▶ _TASK TO COMPLETE_
Without the images, write out all of the following entries exactly.

▶ _PROVIDED ENTRIES_
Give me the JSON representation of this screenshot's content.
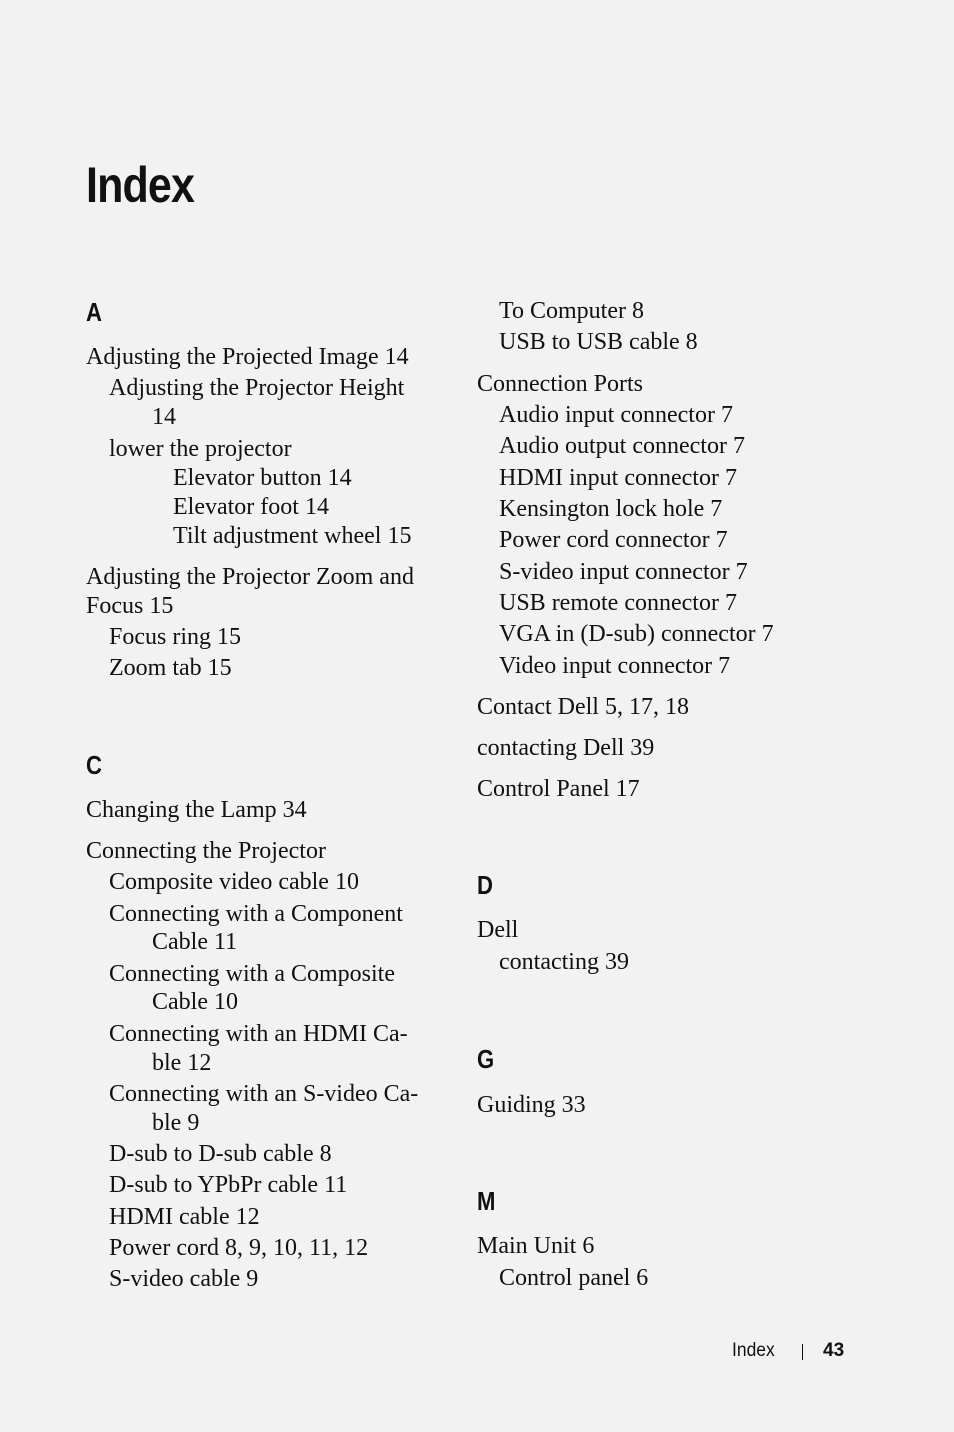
{
  "title": "Index",
  "sections": {
    "A": {
      "letter": "A",
      "lines": [
        "Adjusting the Projected Image 14",
        "Adjusting the Projector Height",
        "14",
        "lower the projector",
        "Elevator button 14",
        "Elevator foot 14",
        "Tilt adjustment wheel 15",
        "Adjusting the Projector Zoom and",
        "Focus 15",
        "Focus ring 15",
        "Zoom tab 15"
      ]
    },
    "C": {
      "letter": "C",
      "lines": [
        "Changing the Lamp 34",
        "Connecting the Projector",
        "Composite video cable 10",
        "Connecting with a Component",
        "Cable 11",
        "Connecting with a Composite",
        "Cable 10",
        "Connecting with an HDMI Ca-",
        "ble 12",
        "Connecting with an S-video Ca-",
        "ble 9",
        "D-sub to D-sub cable 8",
        "D-sub to YPbPr cable 11",
        "HDMI cable 12",
        "Power cord 8, 9, 10, 11, 12",
        "S-video cable 9",
        "To Computer 8",
        "USB to USB cable 8",
        "Connection Ports",
        "Audio input connector 7",
        "Audio output connector 7",
        "HDMI input connector 7",
        "Kensington lock hole 7",
        "Power cord connector 7",
        "S-video input connector 7",
        "USB remote connector 7",
        "VGA in (D-sub) connector 7",
        "Video input connector 7",
        "Contact Dell 5, 17, 18",
        "contacting Dell 39",
        "Control Panel 17"
      ]
    },
    "D": {
      "letter": "D",
      "lines": [
        "Dell",
        "contacting 39"
      ]
    },
    "G": {
      "letter": "G",
      "lines": [
        "Guiding 33"
      ]
    },
    "M": {
      "letter": "M",
      "lines": [
        "Main Unit 6",
        "Control panel 6"
      ]
    }
  },
  "footer": {
    "label": "Index",
    "page": "43"
  }
}
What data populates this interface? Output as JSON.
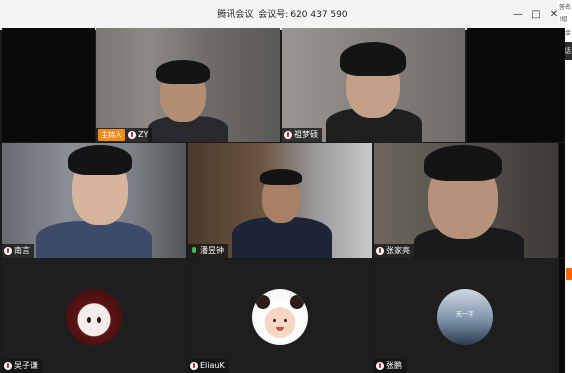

▶ _ANSWER AREA_
Give me the JSON representation of this screenshot's content.
{
  "title": "Index",
  "sections": {
    "A": {
      "letter": "A",
      "lines": [
        "Adjusting the Projected Image 14",
        "Adjusting the Projector Height",
        "14",
        "lower the projector",
        "Elevator button 14",
        "Elevator foot 14",
        "Tilt adjustment wheel 15",
        "Adjusting the Projector Zoom and",
        "Focus 15",
        "Focus ring 15",
        "Zoom tab 15"
      ]
    },
    "C": {
      "letter": "C",
      "lines": [
        "Changing the Lamp 34",
        "Connecting the Projector",
        "Composite video cable 10",
        "Connecting with a Component",
        "Cable 11",
        "Connecting with a Composite",
        "Cable 10",
        "Connecting with an HDMI Ca-",
        "ble 12",
        "Connecting with an S-video Ca-",
        "ble 9",
        "D-sub to D-sub cable 8",
        "D-sub to YPbPr cable 11",
        "HDMI cable 12",
        "Power cord 8, 9, 10, 11, 12",
        "S-video cable 9",
        "To Computer 8",
        "USB to USB cable 8",
        "Connection Ports",
        "Audio input connector 7",
        "Audio output connector 7",
        "HDMI input connector 7",
        "Kensington lock hole 7",
        "Power cord connector 7",
        "S-video input connector 7",
        "USB remote connector 7",
        "VGA in (D-sub) connector 7",
        "Video input connector 7",
        "Contact Dell 5, 17, 18",
        "contacting Dell 39",
        "Control Panel 17"
      ]
    },
    "D": {
      "letter": "D",
      "lines": [
        "Dell",
        "contacting 39"
      ]
    },
    "G": {
      "letter": "G",
      "lines": [
        "Guiding 33"
      ]
    },
    "M": {
      "letter": "M",
      "lines": [
        "Main Unit 6",
        "Control panel 6"
      ]
    }
  },
  "footer": {
    "label": "Index",
    "page": "43"
  }
}
What data populates this interface? Output as JSON.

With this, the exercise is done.